For much of the spring semester they’ve been studying other cities’ plans, with a particular focus on the new Atlanta City Design Plan, as well as looking at research on the role the Millennial generation is playing in U.S. cities and seeking input from Charlotteans. You might have spotted some of their totems in the past few months at the Charlotte-Mecklenburg Government Center, at breweries, at Johnson C. Smith University, at a UNC Charlotte basketball game, at the city’s St. Patrick’s Day celebration and elsewhere. The totems, inspired by artist Candy Chang’s “Before I Die” project,  are large blackboards that let anyone answer questions like:

  • I wish CLT had more …
  • I wish CLT still had …
  • I (heart) CLT cuz …

They’re also using Facebook, Instagram (@shapeclt) and the Twitter hashtag #shapeCLT and have pulled together hundreds of responses. For example:


A visual representation of which answers were most common to the question "I wish CLT had more ... " Image courtesy UNC Charlotte College of Arts + Architecture

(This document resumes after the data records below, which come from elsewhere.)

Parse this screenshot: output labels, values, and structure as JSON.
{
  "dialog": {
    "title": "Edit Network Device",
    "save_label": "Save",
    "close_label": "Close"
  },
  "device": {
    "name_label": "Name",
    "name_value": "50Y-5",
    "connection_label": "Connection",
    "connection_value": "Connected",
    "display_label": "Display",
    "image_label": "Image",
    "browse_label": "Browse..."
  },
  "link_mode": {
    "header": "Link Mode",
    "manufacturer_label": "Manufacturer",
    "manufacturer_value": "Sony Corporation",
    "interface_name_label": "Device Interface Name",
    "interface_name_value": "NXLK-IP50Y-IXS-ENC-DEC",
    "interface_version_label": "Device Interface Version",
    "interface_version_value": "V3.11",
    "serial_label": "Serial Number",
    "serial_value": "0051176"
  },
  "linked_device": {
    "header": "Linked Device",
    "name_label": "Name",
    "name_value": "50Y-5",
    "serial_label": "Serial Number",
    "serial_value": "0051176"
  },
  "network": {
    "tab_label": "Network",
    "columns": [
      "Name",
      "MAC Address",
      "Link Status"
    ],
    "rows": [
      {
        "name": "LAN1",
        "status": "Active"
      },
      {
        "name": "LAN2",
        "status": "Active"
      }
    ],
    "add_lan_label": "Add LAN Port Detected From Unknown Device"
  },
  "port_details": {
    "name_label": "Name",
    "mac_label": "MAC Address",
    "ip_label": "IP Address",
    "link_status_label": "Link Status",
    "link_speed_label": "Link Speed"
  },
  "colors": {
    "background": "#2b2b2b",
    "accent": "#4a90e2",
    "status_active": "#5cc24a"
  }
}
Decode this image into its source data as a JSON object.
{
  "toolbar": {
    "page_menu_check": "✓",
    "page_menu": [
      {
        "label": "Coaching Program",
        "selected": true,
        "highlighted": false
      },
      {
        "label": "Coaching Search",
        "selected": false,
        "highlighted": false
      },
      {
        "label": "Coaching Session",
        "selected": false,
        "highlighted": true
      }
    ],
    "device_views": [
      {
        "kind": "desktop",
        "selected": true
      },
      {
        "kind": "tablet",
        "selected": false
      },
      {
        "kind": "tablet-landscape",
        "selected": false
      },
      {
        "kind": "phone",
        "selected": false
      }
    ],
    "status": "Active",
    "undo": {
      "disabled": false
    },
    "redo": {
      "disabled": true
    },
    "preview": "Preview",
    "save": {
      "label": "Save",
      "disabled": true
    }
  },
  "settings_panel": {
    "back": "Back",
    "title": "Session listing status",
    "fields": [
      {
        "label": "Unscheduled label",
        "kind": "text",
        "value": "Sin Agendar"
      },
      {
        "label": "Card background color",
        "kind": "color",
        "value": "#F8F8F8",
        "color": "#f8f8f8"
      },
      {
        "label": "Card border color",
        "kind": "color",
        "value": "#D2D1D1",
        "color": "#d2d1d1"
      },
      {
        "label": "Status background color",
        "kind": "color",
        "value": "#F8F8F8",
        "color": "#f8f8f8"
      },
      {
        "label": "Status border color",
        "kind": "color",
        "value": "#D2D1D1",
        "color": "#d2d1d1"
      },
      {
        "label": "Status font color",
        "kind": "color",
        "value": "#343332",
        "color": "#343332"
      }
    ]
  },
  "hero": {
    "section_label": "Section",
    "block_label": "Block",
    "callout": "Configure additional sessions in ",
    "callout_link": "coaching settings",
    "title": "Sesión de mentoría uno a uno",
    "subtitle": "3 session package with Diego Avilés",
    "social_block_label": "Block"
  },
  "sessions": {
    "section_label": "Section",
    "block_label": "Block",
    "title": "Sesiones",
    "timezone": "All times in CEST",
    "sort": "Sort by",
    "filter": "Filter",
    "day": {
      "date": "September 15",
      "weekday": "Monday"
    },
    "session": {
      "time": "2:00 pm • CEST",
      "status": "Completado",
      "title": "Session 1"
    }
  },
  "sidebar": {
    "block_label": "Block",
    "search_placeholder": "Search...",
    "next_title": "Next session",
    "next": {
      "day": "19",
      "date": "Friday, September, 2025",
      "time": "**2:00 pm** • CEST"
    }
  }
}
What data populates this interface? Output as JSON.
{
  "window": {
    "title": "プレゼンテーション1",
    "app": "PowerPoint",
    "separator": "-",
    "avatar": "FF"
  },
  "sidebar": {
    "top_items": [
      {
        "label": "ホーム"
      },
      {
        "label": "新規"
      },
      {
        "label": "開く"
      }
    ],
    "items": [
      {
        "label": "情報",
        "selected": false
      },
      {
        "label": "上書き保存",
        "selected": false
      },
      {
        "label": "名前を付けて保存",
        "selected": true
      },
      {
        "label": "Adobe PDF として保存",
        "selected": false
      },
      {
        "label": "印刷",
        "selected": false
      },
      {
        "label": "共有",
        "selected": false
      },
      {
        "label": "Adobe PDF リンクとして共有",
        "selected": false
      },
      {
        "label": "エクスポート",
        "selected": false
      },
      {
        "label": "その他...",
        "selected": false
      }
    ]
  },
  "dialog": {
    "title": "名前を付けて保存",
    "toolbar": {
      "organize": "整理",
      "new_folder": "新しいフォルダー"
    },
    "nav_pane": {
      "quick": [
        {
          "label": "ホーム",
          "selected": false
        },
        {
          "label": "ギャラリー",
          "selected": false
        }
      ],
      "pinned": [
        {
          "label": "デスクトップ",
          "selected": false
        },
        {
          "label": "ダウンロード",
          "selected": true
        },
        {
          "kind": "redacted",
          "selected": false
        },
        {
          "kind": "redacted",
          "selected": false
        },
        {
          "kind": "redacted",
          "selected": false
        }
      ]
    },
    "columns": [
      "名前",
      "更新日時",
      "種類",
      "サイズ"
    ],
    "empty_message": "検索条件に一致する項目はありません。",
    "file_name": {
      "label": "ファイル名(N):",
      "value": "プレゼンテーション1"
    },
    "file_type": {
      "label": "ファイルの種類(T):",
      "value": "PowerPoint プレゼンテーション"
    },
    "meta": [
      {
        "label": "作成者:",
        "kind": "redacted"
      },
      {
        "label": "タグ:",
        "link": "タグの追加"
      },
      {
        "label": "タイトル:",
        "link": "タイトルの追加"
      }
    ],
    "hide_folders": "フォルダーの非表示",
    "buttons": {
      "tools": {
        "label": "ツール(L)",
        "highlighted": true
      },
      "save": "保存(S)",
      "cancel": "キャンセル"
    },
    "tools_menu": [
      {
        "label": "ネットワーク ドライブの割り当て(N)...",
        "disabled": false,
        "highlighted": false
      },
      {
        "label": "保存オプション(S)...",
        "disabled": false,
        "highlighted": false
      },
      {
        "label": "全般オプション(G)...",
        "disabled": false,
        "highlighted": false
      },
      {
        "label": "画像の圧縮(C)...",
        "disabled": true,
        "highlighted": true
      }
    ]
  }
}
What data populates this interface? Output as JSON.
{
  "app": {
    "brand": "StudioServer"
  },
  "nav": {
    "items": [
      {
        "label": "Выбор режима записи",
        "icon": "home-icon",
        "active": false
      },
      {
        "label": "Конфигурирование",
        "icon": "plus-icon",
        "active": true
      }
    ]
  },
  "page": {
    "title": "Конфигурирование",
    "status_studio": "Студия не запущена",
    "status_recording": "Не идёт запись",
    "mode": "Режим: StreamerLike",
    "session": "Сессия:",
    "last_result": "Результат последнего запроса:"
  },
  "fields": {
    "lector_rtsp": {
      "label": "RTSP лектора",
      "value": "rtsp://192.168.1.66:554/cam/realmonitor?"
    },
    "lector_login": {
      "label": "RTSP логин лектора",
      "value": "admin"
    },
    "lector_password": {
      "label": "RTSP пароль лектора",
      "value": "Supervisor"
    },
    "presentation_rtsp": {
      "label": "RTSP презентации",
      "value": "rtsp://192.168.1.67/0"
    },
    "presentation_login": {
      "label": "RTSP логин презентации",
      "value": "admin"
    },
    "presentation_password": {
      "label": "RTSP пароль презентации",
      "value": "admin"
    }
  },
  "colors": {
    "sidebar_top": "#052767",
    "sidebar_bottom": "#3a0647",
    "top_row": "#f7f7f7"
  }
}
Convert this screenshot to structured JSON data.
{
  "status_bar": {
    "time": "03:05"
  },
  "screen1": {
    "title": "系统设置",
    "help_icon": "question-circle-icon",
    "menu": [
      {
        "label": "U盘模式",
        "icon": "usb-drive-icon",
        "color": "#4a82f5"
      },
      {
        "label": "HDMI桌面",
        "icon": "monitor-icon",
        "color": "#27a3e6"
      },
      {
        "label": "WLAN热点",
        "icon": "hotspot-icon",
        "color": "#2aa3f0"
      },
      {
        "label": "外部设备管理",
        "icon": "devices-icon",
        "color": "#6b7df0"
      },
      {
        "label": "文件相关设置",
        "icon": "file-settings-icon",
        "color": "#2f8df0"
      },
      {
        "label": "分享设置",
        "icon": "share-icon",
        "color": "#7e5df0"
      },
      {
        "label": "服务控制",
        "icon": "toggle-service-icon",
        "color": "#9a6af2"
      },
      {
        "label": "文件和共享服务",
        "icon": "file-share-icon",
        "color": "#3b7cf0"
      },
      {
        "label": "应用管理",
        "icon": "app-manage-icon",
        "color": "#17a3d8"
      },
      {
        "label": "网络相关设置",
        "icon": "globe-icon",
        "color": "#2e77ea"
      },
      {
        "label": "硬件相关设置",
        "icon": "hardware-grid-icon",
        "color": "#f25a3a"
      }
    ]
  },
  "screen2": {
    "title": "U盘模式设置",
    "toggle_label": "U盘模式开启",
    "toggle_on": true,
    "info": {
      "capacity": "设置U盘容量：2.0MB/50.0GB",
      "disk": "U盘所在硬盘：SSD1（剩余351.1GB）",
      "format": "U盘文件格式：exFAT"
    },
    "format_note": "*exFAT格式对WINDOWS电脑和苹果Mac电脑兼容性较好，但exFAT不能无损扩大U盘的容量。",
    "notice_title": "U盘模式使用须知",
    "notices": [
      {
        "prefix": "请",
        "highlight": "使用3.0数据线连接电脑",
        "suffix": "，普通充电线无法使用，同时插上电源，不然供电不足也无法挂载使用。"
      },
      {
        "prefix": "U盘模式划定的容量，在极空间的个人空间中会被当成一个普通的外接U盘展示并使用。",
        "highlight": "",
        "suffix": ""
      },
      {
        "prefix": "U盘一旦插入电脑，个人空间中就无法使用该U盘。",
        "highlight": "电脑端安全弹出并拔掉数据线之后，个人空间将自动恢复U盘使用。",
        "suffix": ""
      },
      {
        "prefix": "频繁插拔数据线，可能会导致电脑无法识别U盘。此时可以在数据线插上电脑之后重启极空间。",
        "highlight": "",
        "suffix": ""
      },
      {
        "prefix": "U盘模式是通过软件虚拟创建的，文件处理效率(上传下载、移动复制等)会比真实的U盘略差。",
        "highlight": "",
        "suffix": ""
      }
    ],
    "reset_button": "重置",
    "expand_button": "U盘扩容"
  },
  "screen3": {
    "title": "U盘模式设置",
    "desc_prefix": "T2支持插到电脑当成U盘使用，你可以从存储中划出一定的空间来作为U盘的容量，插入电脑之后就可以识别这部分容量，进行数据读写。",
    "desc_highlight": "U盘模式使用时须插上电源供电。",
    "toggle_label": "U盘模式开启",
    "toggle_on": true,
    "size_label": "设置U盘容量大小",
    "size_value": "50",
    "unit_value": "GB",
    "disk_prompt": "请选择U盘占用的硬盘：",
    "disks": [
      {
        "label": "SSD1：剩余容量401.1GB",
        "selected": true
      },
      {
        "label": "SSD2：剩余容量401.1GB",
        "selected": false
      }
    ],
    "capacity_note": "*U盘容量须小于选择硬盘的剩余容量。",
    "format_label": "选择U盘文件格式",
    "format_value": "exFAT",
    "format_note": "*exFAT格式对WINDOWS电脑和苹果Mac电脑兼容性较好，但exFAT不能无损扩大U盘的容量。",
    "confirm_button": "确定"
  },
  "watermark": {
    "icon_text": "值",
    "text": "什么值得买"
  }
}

Their diagram of the most common answers for “I wish CLT had more …” shows “Food, bars, music, parks” dominating the answers but with plenty of other responses, such as “diversity,” “tradition,” “cheap seafoods,” “LGBTQ,” “horse tracks,” “unity/less divide,” and even “unicorns.”

The diagram of answers for “I wish CLT still had” shows several dominant themes: “historic buildings,” “respect,” “Phat Burrito,” and “the Bobcats.”


A visual representation of which answers were most common. Image courtesy UNC Charlotte College of Arts + Architecture

To explain the city’s context they’ve created a 38-page online book looking at Charlotte history, starting with the area’s geographic features. It moves through the city’s founding along the Great Wagon Road, its textile mill history, the post-Civil War era of Jim Crow segregation, racial redlining of neighborhoods, Urban Renewal, the airport and light rail, sports, banks and cultural amenities.

The terms the students are using to describe the Charlotte they envision are:

Connected – “A connected city is characterized by physical and digital interactions.”

Lively – “A lively city consists of streetlife, transparency, movement, sound, color, and visual busyness.”

Radically inclusive – “A welcoming city is home to a synergy of cultures that gives the spice of life and variety to the everyday.”

Urgently innovative – “The innovative city is unafraid of radical change; tackling contemporary issues with urgency.”

Ecocentric – “An ecocentric city cares for the well-being of the environment and the people who live in it.”

Healthy – “A healthy city cares about the well-being if its citizens, ensuring the use of clean resources and practices.” 

Shared – “We value creative cooperation, and fully support the sharing economy.”

Unique – “A unique city is distinguished by its iconic architecture, history, geography, and vibrant local culture.” 

Census data for 2015 showed Charlotte net in-migration of Millennials topped the nation. Image courtesy UNC Charlotte College of Arts + Architecture 

Some of the ideas the students have discussed adding to their plan:

  • Urge the city to draw up a music master plan, to encourage live music and protect music venues.
  • Encourage a 1 percent for pedestrian environment provision, akin to the current 1-percent-for-public-art ordinances that dedicate 1 percent of the total cost of city and county government building projects to public art.

At semester’s end, in May, the students will hold their final presentation with a jury of expert planners and architects, and then they’re scheduled to present their findings to the Charlotte-Mecklenburg Planning Commission at its May 7 monthly work session. Later this summer the final plan will be coming out, with the history section, a look at the city’s characteristics, 30 design ideas, before-and-after sketches and a discussion of how the engagement process was carried out.

Not coincidentally, their professor is the current chair of the Charlotte-Mecklenburg Planning Commission, Deb Ryan. Ryan last week wrote to Charlotte City Council members and the mayor urging the city – currently working to rewrite the city’s zoning and other land-use related ordinances – to pause that process and develop a comprehensive plan.

Ryan said she doesn’t know whether any of the students’ ideas will make their way into any official city plans. “As in all our work,” she said, “we drop pebbles and make ripples, hoping they reach and influence decision-makers.”